(Page and application data records)
--- START ---

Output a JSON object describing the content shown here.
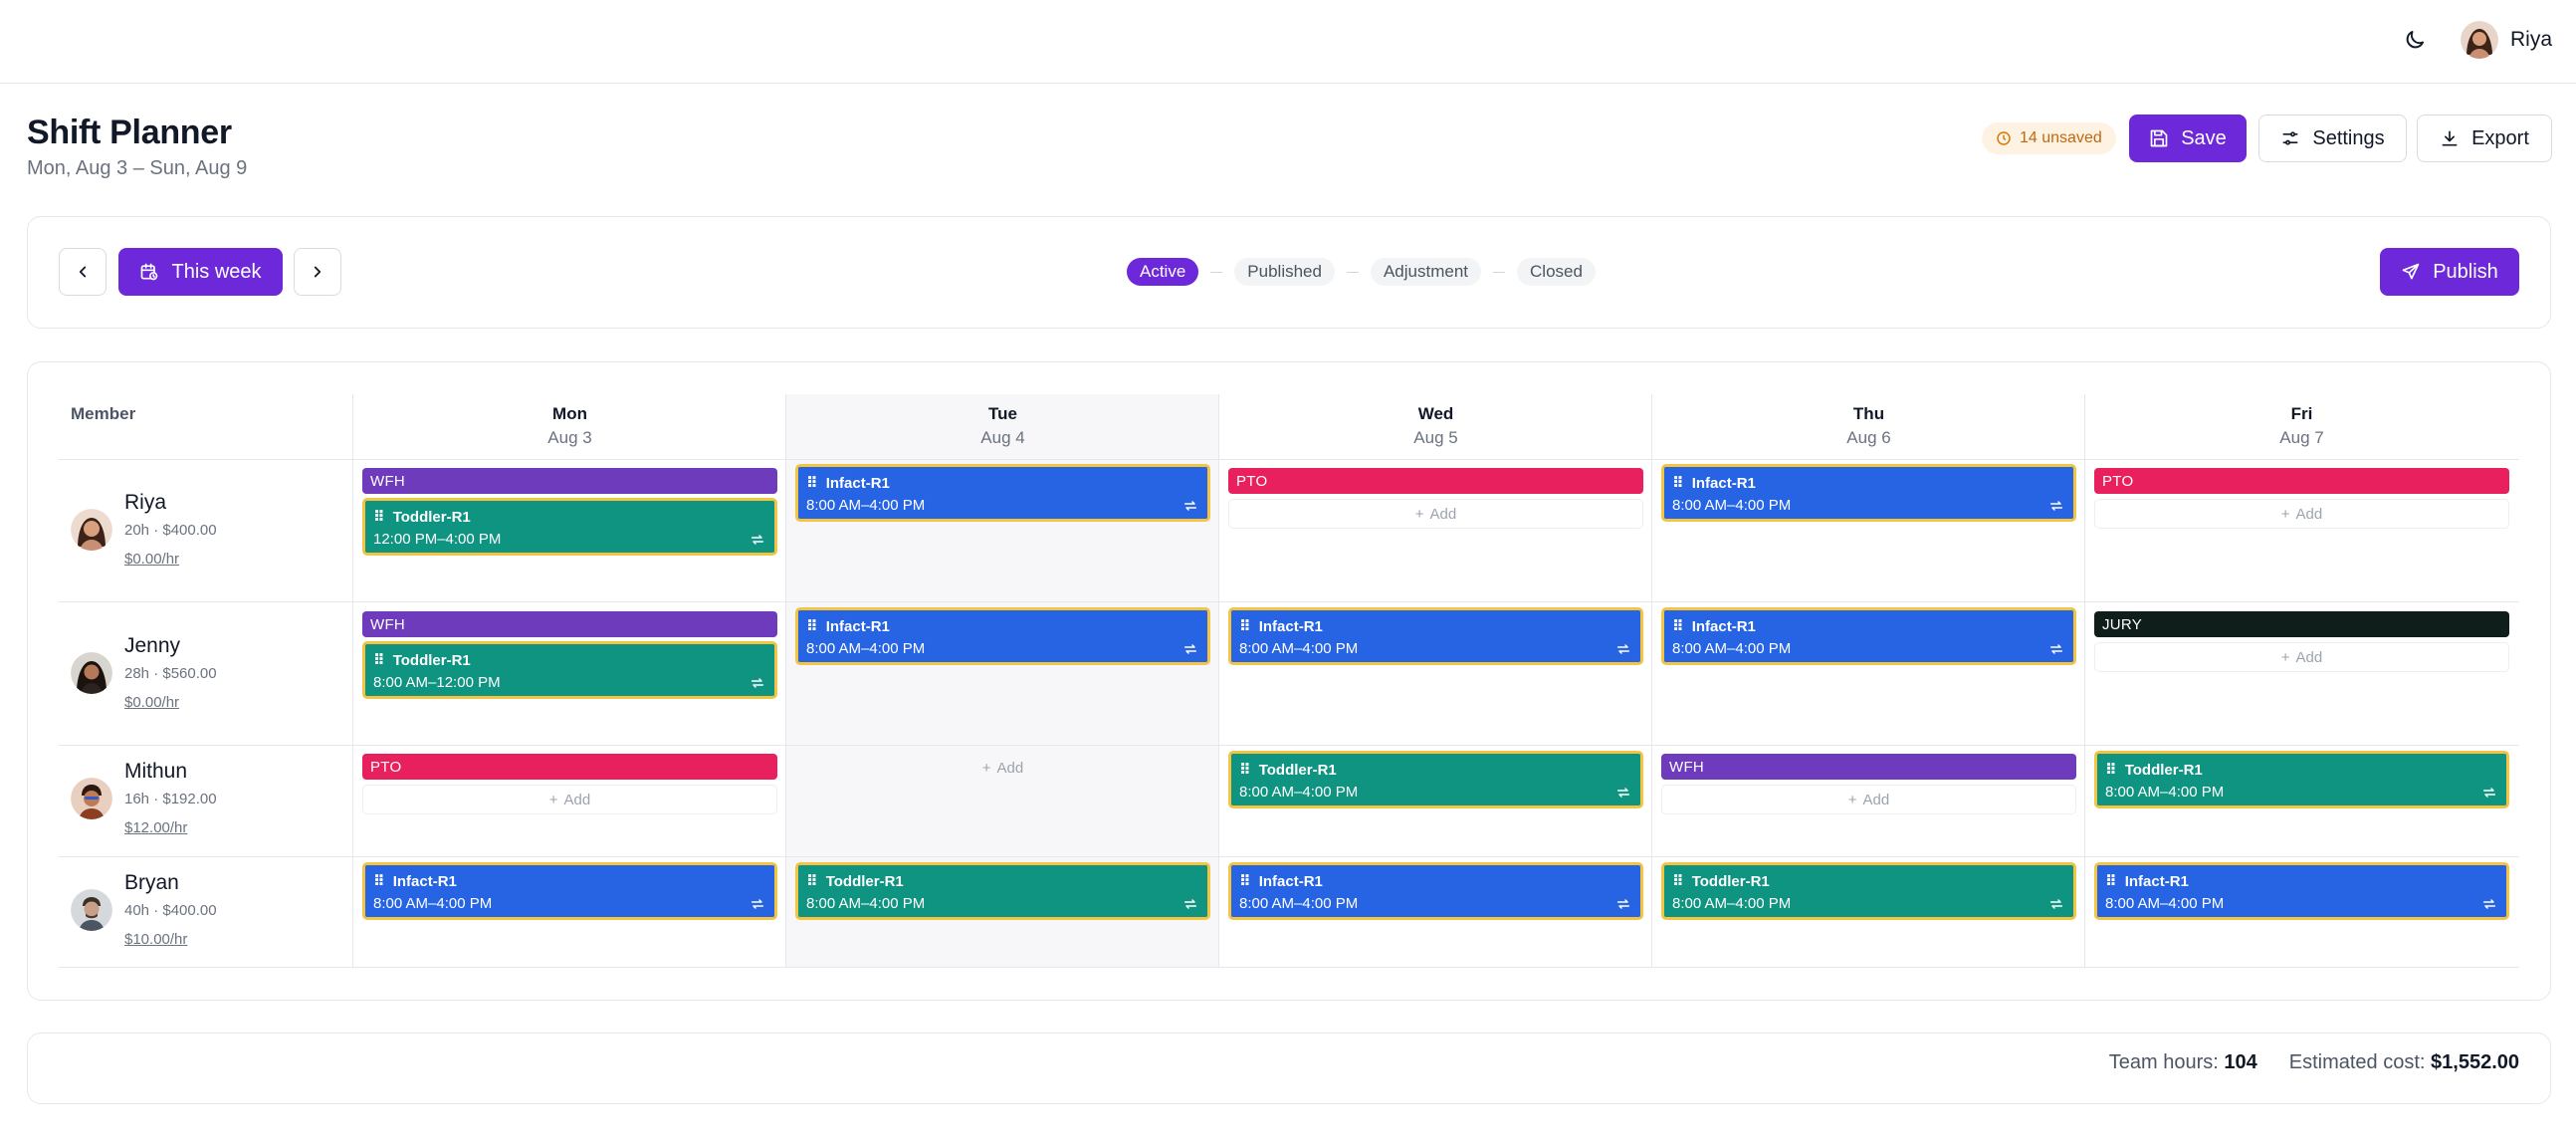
{
  "user": {
    "name": "Riya"
  },
  "page": {
    "title": "Shift Planner",
    "subtitle": "Mon, Aug 3 – Sun, Aug 9"
  },
  "actions": {
    "unsaved": "14 unsaved",
    "save": "Save",
    "settings": "Settings",
    "export": "Export",
    "publish": "Publish"
  },
  "week_nav": {
    "this_week": "This week"
  },
  "stages": [
    "Active",
    "Published",
    "Adjustment",
    "Closed"
  ],
  "grid": {
    "member_header": "Member",
    "days": [
      {
        "name": "Mon",
        "date": "Aug 3"
      },
      {
        "name": "Tue",
        "date": "Aug 4"
      },
      {
        "name": "Wed",
        "date": "Aug 5"
      },
      {
        "name": "Thu",
        "date": "Aug 6"
      },
      {
        "name": "Fri",
        "date": "Aug 7"
      }
    ],
    "add_label": "Add",
    "members": [
      {
        "name": "Riya",
        "stats": "20h · $400.00",
        "rate": "$0.00/hr"
      },
      {
        "name": "Jenny",
        "stats": "28h · $560.00",
        "rate": "$0.00/hr"
      },
      {
        "name": "Mithun",
        "stats": "16h · $192.00",
        "rate": "$12.00/hr"
      },
      {
        "name": "Bryan",
        "stats": "40h · $400.00",
        "rate": "$10.00/hr"
      }
    ],
    "tags": {
      "wfh": "WFH",
      "pto": "PTO",
      "jury": "JURY"
    },
    "shifts": {
      "infact": "Infact-R1",
      "toddler": "Toddler-R1",
      "t_12_4": "12:00 PM–4:00 PM",
      "t_8_12": "8:00 AM–12:00 PM",
      "t_8_4": "8:00 AM–4:00 PM"
    }
  },
  "totals": {
    "hours_label": "Team hours:",
    "hours": "104",
    "cost_label": "Estimated cost:",
    "cost": "$1,552.00"
  },
  "colors": {
    "accent": "#6d28d9",
    "infact": "#2664e3",
    "toddler": "#0f9482",
    "wfh": "#6e3bbd",
    "pto": "#e8215e",
    "jury": "#0f1e1b",
    "unsaved_border": "#f5c542"
  }
}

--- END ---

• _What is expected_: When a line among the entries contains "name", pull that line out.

• _Reply_:
    "name": "Riya"
        "name": "Mon",
        "name": "Tue",
        "name": "Wed",
        "name": "Thu",
        "name": "Fri",
        "name": "Riya",
        "name": "Jenny",
        "name": "Mithun",
        "name": "Bryan",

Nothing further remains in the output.